As part of another research project on popular music in Japan, I have been looking at the Beatles fandom in Japan. I happened to be attending a conference in Kyoto in late June, so I decided to extend my visit for a few days and take the Shinkansen to...>>

Shakuhachi - Distant Cry of the Deer

Fri May 06 2016 by Richard Chenhall

The shakuhachi is an end blown flute that has a long history in Japan. Most famously, it was connected to a group of mendicant Buddhist monks in the Edo era, called Komuso, or the “Priests of Nothingness”, who played the shakuhachi for alms in search for enlightenment. While much of...>>

ロ吹き Ro-buki Practice

Wed May 07 2014 by Richard Chenhall
At the beginning of the shakuhachi lesson, the student and teacher play RO together.

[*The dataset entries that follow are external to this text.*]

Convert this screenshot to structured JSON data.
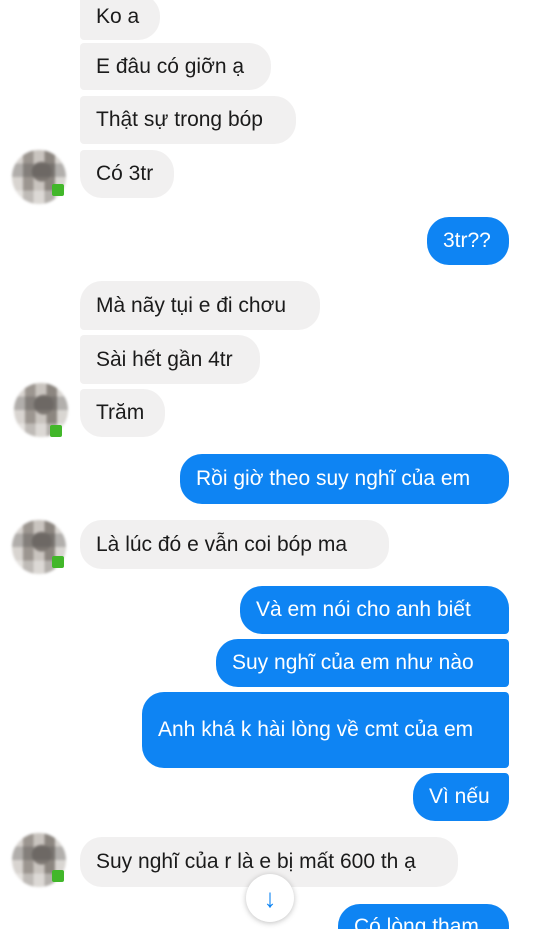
{
  "messages": {
    "m1": "Ko a",
    "m2": "E đâu có giỡn ạ",
    "m3": "Thật sự trong bóp",
    "m4": "Có 3tr",
    "m5": "3tr??",
    "m6": "Mà nãy tụi e đi chơu",
    "m7": "Sài hết gần 4tr",
    "m8": "Trăm",
    "m9": "Rồi giờ theo suy nghĩ của em",
    "m10": "Là lúc đó e vẫn coi bóp ma",
    "m11": "Và em nói cho anh biết",
    "m12": "Suy nghĩ của em như nào",
    "m13": "Anh khá k hài lòng về cmt của em",
    "m14": "Vì nếu",
    "m15": "Suy nghĩ của r là e bị mất 600 th ạ",
    "m16": "Có lòng tham"
  },
  "icons": {
    "scroll_down": "arrow-down-icon",
    "scroll_down_glyph": "↓"
  },
  "colors": {
    "outgoing_bubble": "#0e84f3",
    "incoming_bubble": "#f1f0f0",
    "online_indicator": "#42b72a"
  }
}
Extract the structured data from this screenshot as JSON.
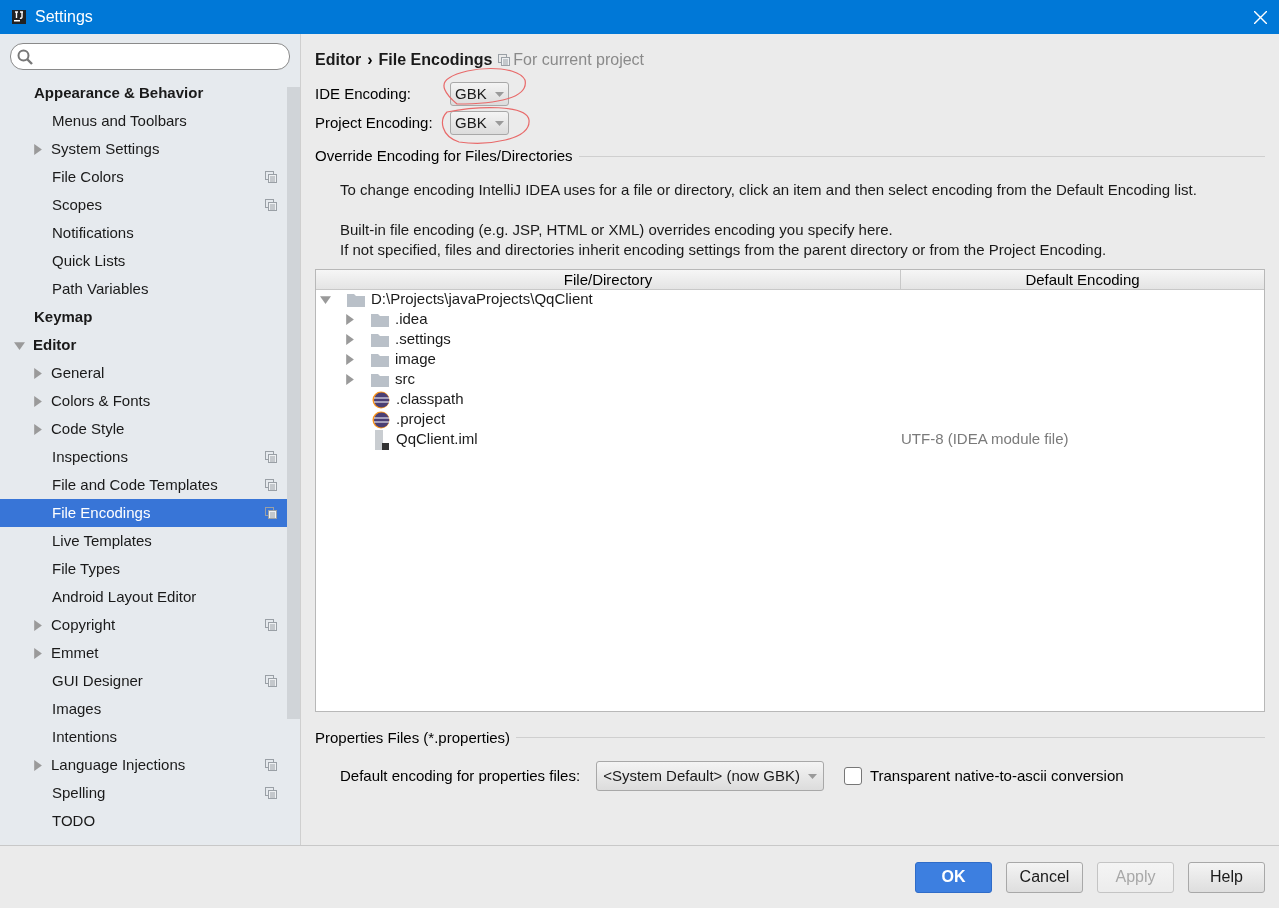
{
  "window": {
    "title": "Settings"
  },
  "sidebar": {
    "sections": [
      {
        "label": "Appearance & Behavior",
        "children": [
          {
            "label": "Menus and Toolbars",
            "selected": false,
            "project": false
          },
          {
            "label": "System Settings",
            "selected": false,
            "project": false,
            "expanded": false
          },
          {
            "label": "File Colors",
            "selected": false,
            "project": true
          },
          {
            "label": "Scopes",
            "selected": false,
            "project": true
          },
          {
            "label": "Notifications",
            "selected": false,
            "project": false
          },
          {
            "label": "Quick Lists",
            "selected": false,
            "project": false
          },
          {
            "label": "Path Variables",
            "selected": false,
            "project": false
          }
        ]
      },
      {
        "label": "Keymap"
      },
      {
        "label": "Editor",
        "expanded": true,
        "children": [
          {
            "label": "General",
            "selected": false,
            "project": false,
            "expanded": false
          },
          {
            "label": "Colors & Fonts",
            "selected": false,
            "project": false,
            "expanded": false
          },
          {
            "label": "Code Style",
            "selected": false,
            "project": false,
            "expanded": false
          },
          {
            "label": "Inspections",
            "selected": false,
            "project": true
          },
          {
            "label": "File and Code Templates",
            "selected": false,
            "project": true
          },
          {
            "label": "File Encodings",
            "selected": true,
            "project": true
          },
          {
            "label": "Live Templates",
            "selected": false,
            "project": false
          },
          {
            "label": "File Types",
            "selected": false,
            "project": false
          },
          {
            "label": "Android Layout Editor",
            "selected": false,
            "project": false
          },
          {
            "label": "Copyright",
            "selected": false,
            "project": true,
            "expanded": false
          },
          {
            "label": "Emmet",
            "selected": false,
            "project": false,
            "expanded": false
          },
          {
            "label": "GUI Designer",
            "selected": false,
            "project": true
          },
          {
            "label": "Images",
            "selected": false,
            "project": false
          },
          {
            "label": "Intentions",
            "selected": false,
            "project": false
          },
          {
            "label": "Language Injections",
            "selected": false,
            "project": true,
            "expanded": false
          },
          {
            "label": "Spelling",
            "selected": false,
            "project": true
          },
          {
            "label": "TODO",
            "selected": false,
            "project": false
          }
        ]
      }
    ]
  },
  "breadcrumb": {
    "parent": "Editor",
    "separator": "›",
    "current": "File Encodings",
    "scope": "For current project"
  },
  "ide_encoding": {
    "label": "IDE Encoding:",
    "value": "GBK"
  },
  "project_encoding": {
    "label": "Project Encoding:",
    "value": "GBK"
  },
  "override": {
    "title": "Override Encoding for Files/Directories",
    "paragraphs": [
      "To change encoding IntelliJ IDEA uses for a file or directory, click an item and then select encoding from the Default Encoding list.",
      "Built-in file encoding (e.g. JSP, HTML or XML) overrides encoding you specify here.\nIf not specified, files and directories inherit encoding settings from the parent directory or from the Project Encoding."
    ],
    "table": {
      "columns": [
        "File/Directory",
        "Default Encoding"
      ],
      "rows": [
        {
          "name": "D:\\Projects\\javaProjects\\QqClient",
          "kind": "folder",
          "expanded": true,
          "children": [
            {
              "name": ".idea",
              "kind": "folder",
              "expanded": false
            },
            {
              "name": ".settings",
              "kind": "folder",
              "expanded": false
            },
            {
              "name": "image",
              "kind": "folder",
              "expanded": false
            },
            {
              "name": "src",
              "kind": "folder",
              "expanded": false
            },
            {
              "name": ".classpath",
              "kind": "eclipse"
            },
            {
              "name": ".project",
              "kind": "eclipse"
            },
            {
              "name": "QqClient.iml",
              "kind": "module",
              "encoding": "UTF-8 (IDEA module file)"
            }
          ]
        }
      ]
    }
  },
  "properties": {
    "title": "Properties Files (*.properties)",
    "label": "Default encoding for properties files:",
    "value": "<System Default> (now GBK)",
    "checkbox": {
      "label": "Transparent native-to-ascii conversion",
      "checked": false
    }
  },
  "buttons": [
    {
      "label": "OK",
      "kind": "primary",
      "disabled": false
    },
    {
      "label": "Cancel",
      "kind": "normal",
      "disabled": false
    },
    {
      "label": "Apply",
      "kind": "normal",
      "disabled": true
    },
    {
      "label": "Help",
      "kind": "normal",
      "disabled": false
    }
  ]
}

RO  is the first note on the shakuhachi, played with all finger holes closed.>>

手向 "Tamuke" as student and teacher practice

Wed May 07 2014 by Richard Chenhall
In this recording I am playing a piece called Tamuke (hands folded together in prayer) with my teacher. In a shakuhachi lesson, a student plays the piece they are currently learning to their teacher and then they play this piece together.>>

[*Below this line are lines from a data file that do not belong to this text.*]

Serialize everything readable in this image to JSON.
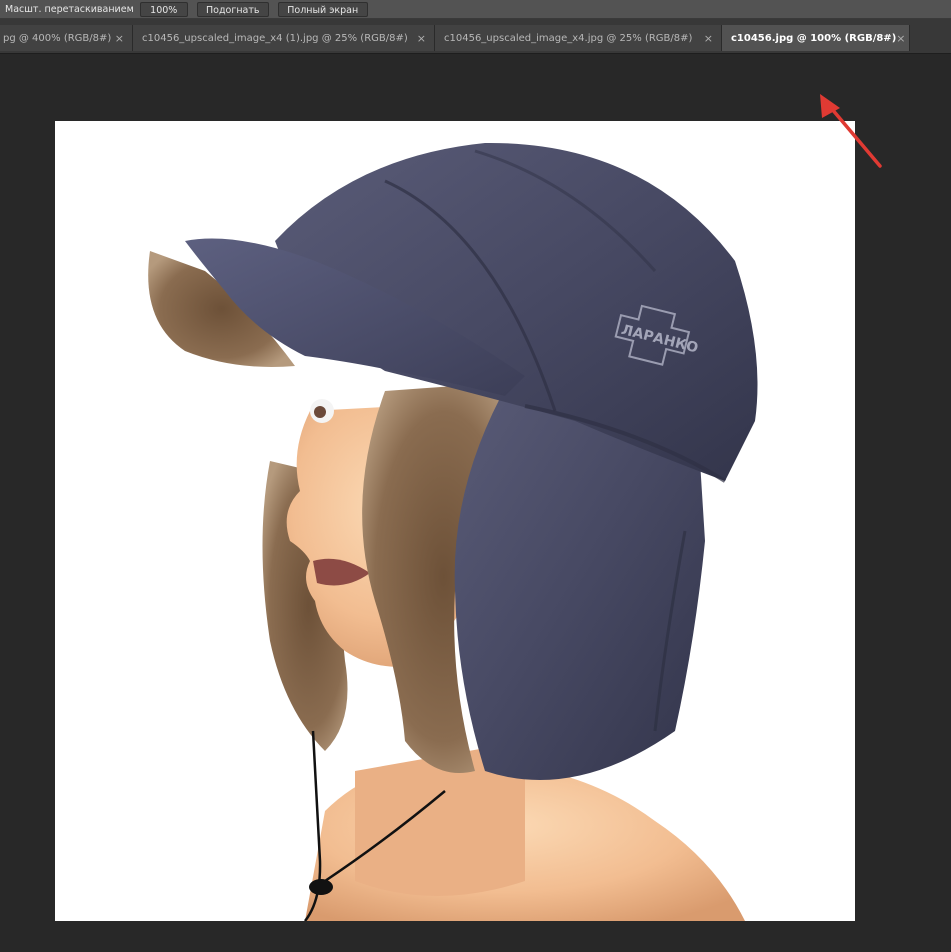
{
  "options_bar": {
    "scrubby_zoom_label": "Масшт. перетаскиванием",
    "btn_100_label": "100%",
    "btn_fit_label": "Подогнать",
    "btn_full_label": "Полный экран"
  },
  "tabs": [
    {
      "label": "pg @ 400% (RGB/8#)",
      "close": "×",
      "active": false
    },
    {
      "label": "c10456_upscaled_image_x4 (1).jpg @ 25% (RGB/8#)",
      "close": "×",
      "active": false
    },
    {
      "label": "c10456_upscaled_image_x4.jpg @ 25% (RGB/8#)",
      "close": "×",
      "active": false
    },
    {
      "label": "c10456.jpg @ 100% (RGB/8#)",
      "close": "×",
      "active": true
    }
  ],
  "document": {
    "logo_text": "ЛАРАНКО"
  },
  "colors": {
    "annotation_arrow": "#e03a33",
    "hat_fabric": "#4b4d66",
    "fur": "#8b6e52"
  }
}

音は商売:新宿のタワーレコードズ Selling Sound: Shinjuku's Tower Records

Wed Mar 26 2014 by Carolyn Stevens
The music industry in Japan, as elsewhere, is seen to be a troubled industry. Since the late 1990s, sales figures of CDs in Japan have been in steady decline, in part due to the rise of online music as the primary source for consumers.>>

音は商売:東京の楽器街 Selling Sound: Music Stores in Tokyo

Wed Mar 26 2014 by Carolyn Stevens
Ochanomizu is an area in central Tokyo that is located near several major universities:  Meiji University, Tokyo Medical and Dental University and Juntendo University (Ochanomizu University moved to another part of the city after the 1923 Kanto Earthquake. Tokyo University's Hongo Campus is a short distance away).>>

谷中祭り Yanaka matsuri (festival) Part One

Wed Mar 12 2014 by Carolyn Stevens
HATSUON NO MORI Towards the end of our fieldwork in Tokyo, Carolyn Stevens and myself (Thomas Baudinette) visited a local neighbourhood festival in Yanaka. Although we visited in the morning, it was already extremely hot and dusty, and we spent just as much time enjoying the sights and sounds as we did trying to find cool, shady areas to rest.>>